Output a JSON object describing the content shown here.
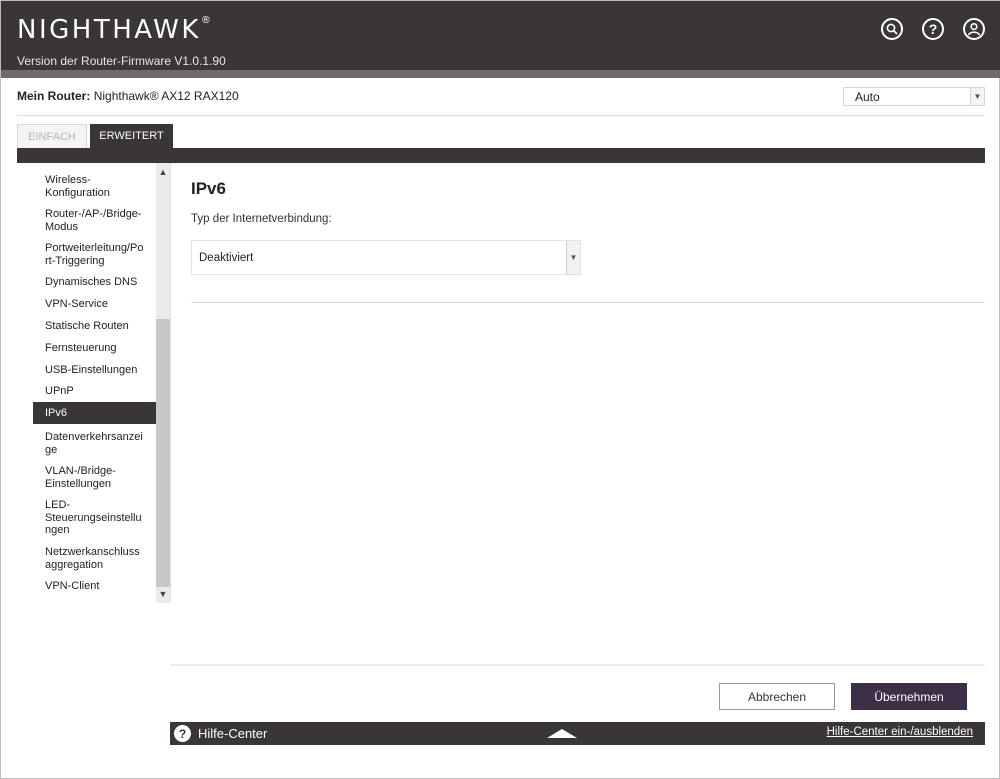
{
  "header": {
    "brand": "NIGHTHAWK",
    "brand_mark": "®",
    "firmware": "Version der Router-Firmware V1.0.1.90",
    "icons": [
      "search-icon",
      "help-icon",
      "account-icon"
    ]
  },
  "router": {
    "label": "Mein Router:",
    "model": "Nighthawk® AX12 RAX120"
  },
  "mode_select": {
    "value": "Auto"
  },
  "tabs": [
    {
      "label": "EINFACH",
      "active": false
    },
    {
      "label": "ERWEITERT",
      "active": true
    }
  ],
  "sidebar": {
    "items": [
      {
        "label": "Wireless-\nKonfiguration"
      },
      {
        "label": "Router-/AP-/Bridge-\nModus"
      },
      {
        "label": "Portweiterleitung/Po\nrt-Triggering"
      },
      {
        "label": "Dynamisches DNS"
      },
      {
        "label": "VPN-Service"
      },
      {
        "label": "Statische Routen"
      },
      {
        "label": "Fernsteuerung"
      },
      {
        "label": "USB-Einstellungen"
      },
      {
        "label": "UPnP"
      },
      {
        "label": "IPv6",
        "active": true
      },
      {
        "label": "Datenverkehrsanzei\nge"
      },
      {
        "label": "VLAN-/Bridge-\nEinstellungen"
      },
      {
        "label": "LED-\nSteuerungseinstellu\nngen"
      },
      {
        "label": "Netzwerkanschluss\naggregation"
      },
      {
        "label": "VPN-Client"
      }
    ]
  },
  "main": {
    "title": "IPv6",
    "connection_type_label": "Typ der Internetverbindung:",
    "connection_type_value": "Deaktiviert"
  },
  "buttons": {
    "cancel": "Abbrechen",
    "apply": "Übernehmen"
  },
  "helpbar": {
    "label": "Hilfe-Center",
    "toggle": "Hilfe-Center ein-/ausblenden"
  },
  "colors": {
    "header_bg": "#3a3537",
    "accent_button": "#3d2f45"
  }
}
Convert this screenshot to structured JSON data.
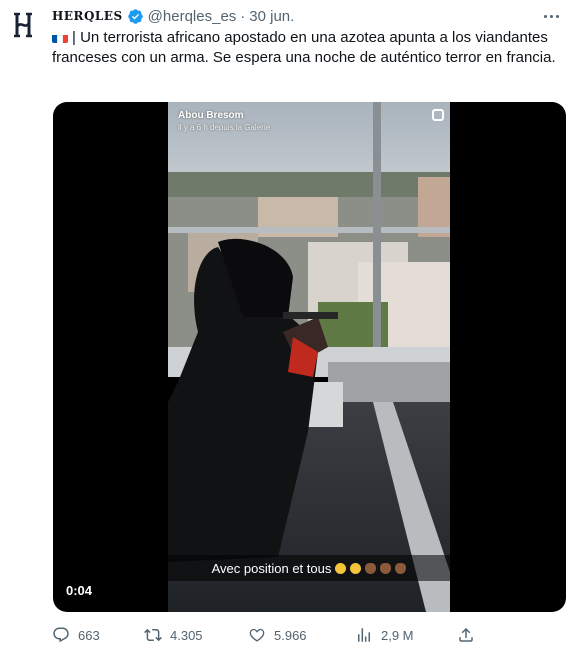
{
  "tweet": {
    "display_name": "HERQLES",
    "handle": "@herqles_es",
    "separator": "·",
    "date": "30 jun.",
    "text": "| Un terrorista africano apostado en una azotea apunta a los viandantes franceses con un arma. Se espera una noche de auténtico terror en francia.",
    "flag_colors": [
      "#0055a4",
      "#ffffff",
      "#ef4135"
    ]
  },
  "video": {
    "overlay_title": "Abou Bresom",
    "overlay_subtitle": "il y a 6 h depuis la Galerie",
    "caption": "Avec position et tous",
    "timecode": "0:04"
  },
  "actions": {
    "replies": "663",
    "retweets": "4.305",
    "likes": "5.966",
    "views": "2,9 M"
  },
  "icons": {
    "avatar": "herqles-logo-icon",
    "verified": "verified-badge-icon",
    "more": "more-options-icon",
    "reply": "reply-icon",
    "retweet": "retweet-icon",
    "like": "heart-icon",
    "views": "views-icon",
    "share": "share-icon"
  },
  "colors": {
    "text": "#0f1419",
    "muted": "#536471",
    "verified": "#1d9bf0"
  }
}
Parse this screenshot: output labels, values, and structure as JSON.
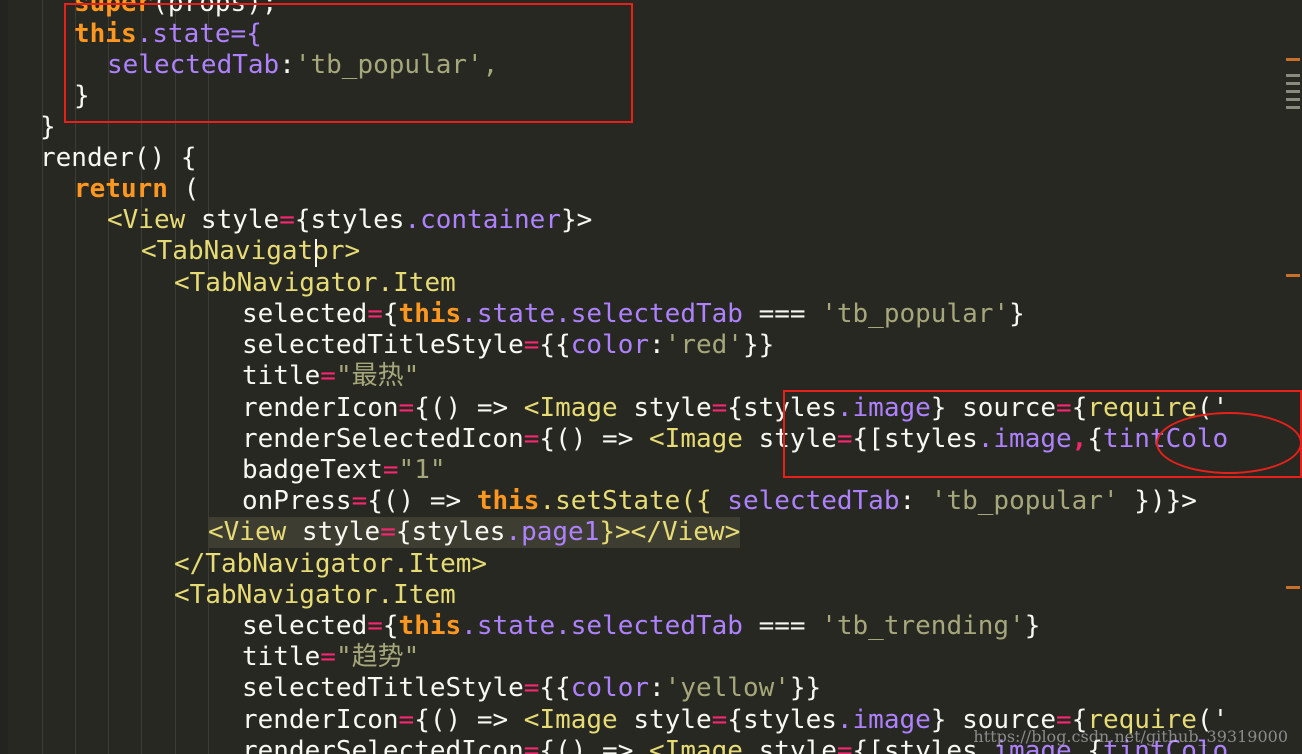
{
  "editor": {
    "lines": {
      "l00_a": "super",
      "l00_b": "(props);",
      "l01_this": "this",
      "l01_rest": ".state={",
      "l02_key": "selectedTab",
      "l02_colon": ":",
      "l02_val": "'tb_popular',",
      "l03": "}",
      "l04": "}",
      "l05": "render() {",
      "l06_kw": "return",
      "l06_rest": " (",
      "l07_open": "<View",
      "l07_attr": " style",
      "l07_eq": "=",
      "l07_a": "{styles",
      "l07_b": ".container",
      "l07_c": "}>",
      "l08_a": "<TabNaviga",
      "l08_b": "tor>",
      "l09": "<TabNavigator.Item",
      "l10_attr": "selected",
      "l10_eq": "=",
      "l10_br": "{",
      "l10_this": "this",
      "l10_prop": ".state.selectedTab",
      "l10_op": " === ",
      "l10_str": "'tb_popular'",
      "l10_end": "}",
      "l11_attr": "selectedTitleStyle",
      "l11_eq": "=",
      "l11_a": "{{",
      "l11_key": "color",
      "l11_colon": ":",
      "l11_str": "'red'",
      "l11_end": "}}",
      "l12_attr": "title",
      "l12_eq": "=",
      "l12_str": "\"最热\"",
      "l13_attr": "renderIcon",
      "l13_eq": "=",
      "l13_a": "{() ",
      "l13_arrow": "=>",
      "l13_b": " <Image",
      "l13_c": " style",
      "l13_eq2": "=",
      "l13_d": "{styles",
      "l13_prop": ".image",
      "l13_e": "} source",
      "l13_eq3": "=",
      "l13_f": "{",
      "l13_req": "require",
      "l13_g": "('",
      "l14_attr": "renderSelectedIcon",
      "l14_eq": "=",
      "l14_a": "{() ",
      "l14_arrow": "=>",
      "l14_b": " <Image",
      "l14_c": " style",
      "l14_eq2": "=",
      "l14_d": "{[styles",
      "l14_prop": ".image",
      "l14_comma": ",",
      "l14_e": "{",
      "l14_tint": "tintColo",
      "l15_attr": "badgeText",
      "l15_eq": "=",
      "l15_str": "\"1\"",
      "l16_attr": "onPress",
      "l16_eq": "=",
      "l16_a": "{() ",
      "l16_arrow": "=>",
      "l16_this": " this",
      "l16_b": ".setState({ ",
      "l16_key": "selectedTab",
      "l16_colon": ": ",
      "l16_str": "'tb_popular'",
      "l16_end": " })}>",
      "l17_open": "<View",
      "l17_attr": " style",
      "l17_eq": "=",
      "l17_a": "{styles",
      "l17_prop": ".page1",
      "l17_b": "}></View>",
      "l18": "</TabNavigator.Item>",
      "l19": "<TabNavigator.Item",
      "l20_attr": "selected",
      "l20_eq": "=",
      "l20_br": "{",
      "l20_this": "this",
      "l20_prop": ".state.selectedTab",
      "l20_op": " === ",
      "l20_str": "'tb_trending'",
      "l20_end": "}",
      "l21_attr": "title",
      "l21_eq": "=",
      "l21_str": "\"趋势\"",
      "l22_attr": "selectedTitleStyle",
      "l22_eq": "=",
      "l22_a": "{{",
      "l22_key": "color",
      "l22_colon": ":",
      "l22_str": "'yellow'",
      "l22_end": "}}",
      "l23_attr": "renderIcon",
      "l23_eq": "=",
      "l23_a": "{() ",
      "l23_arrow": "=>",
      "l23_b": " <Image",
      "l23_c": " style",
      "l23_eq2": "=",
      "l23_d": "{styles",
      "l23_prop": ".image",
      "l23_e": "} source",
      "l23_eq3": "=",
      "l23_f": "{",
      "l23_req": "require",
      "l23_g": "('",
      "l24_attr": "renderSelectedIcon",
      "l24_eq": "=",
      "l24_a": "{() ",
      "l24_arrow": "=>",
      "l24_b": " <Image",
      "l24_c": " style",
      "l24_eq2": "=",
      "l24_d": "{[styles",
      "l24_prop": ".image",
      "l24_comma": ",",
      "l24_e": "{",
      "l24_tint": "tintColo"
    },
    "watermark": "https://blog.csdn.net/github_39319000"
  },
  "colors": {
    "background": "#272822",
    "keyword": "#f92672",
    "this": "#fd971f",
    "property": "#ae81ff",
    "string": "#a6a77a",
    "tag": "#e6db74",
    "annotation": "#e8201a"
  }
}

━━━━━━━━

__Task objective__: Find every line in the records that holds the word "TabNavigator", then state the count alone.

__Exercise output__: 3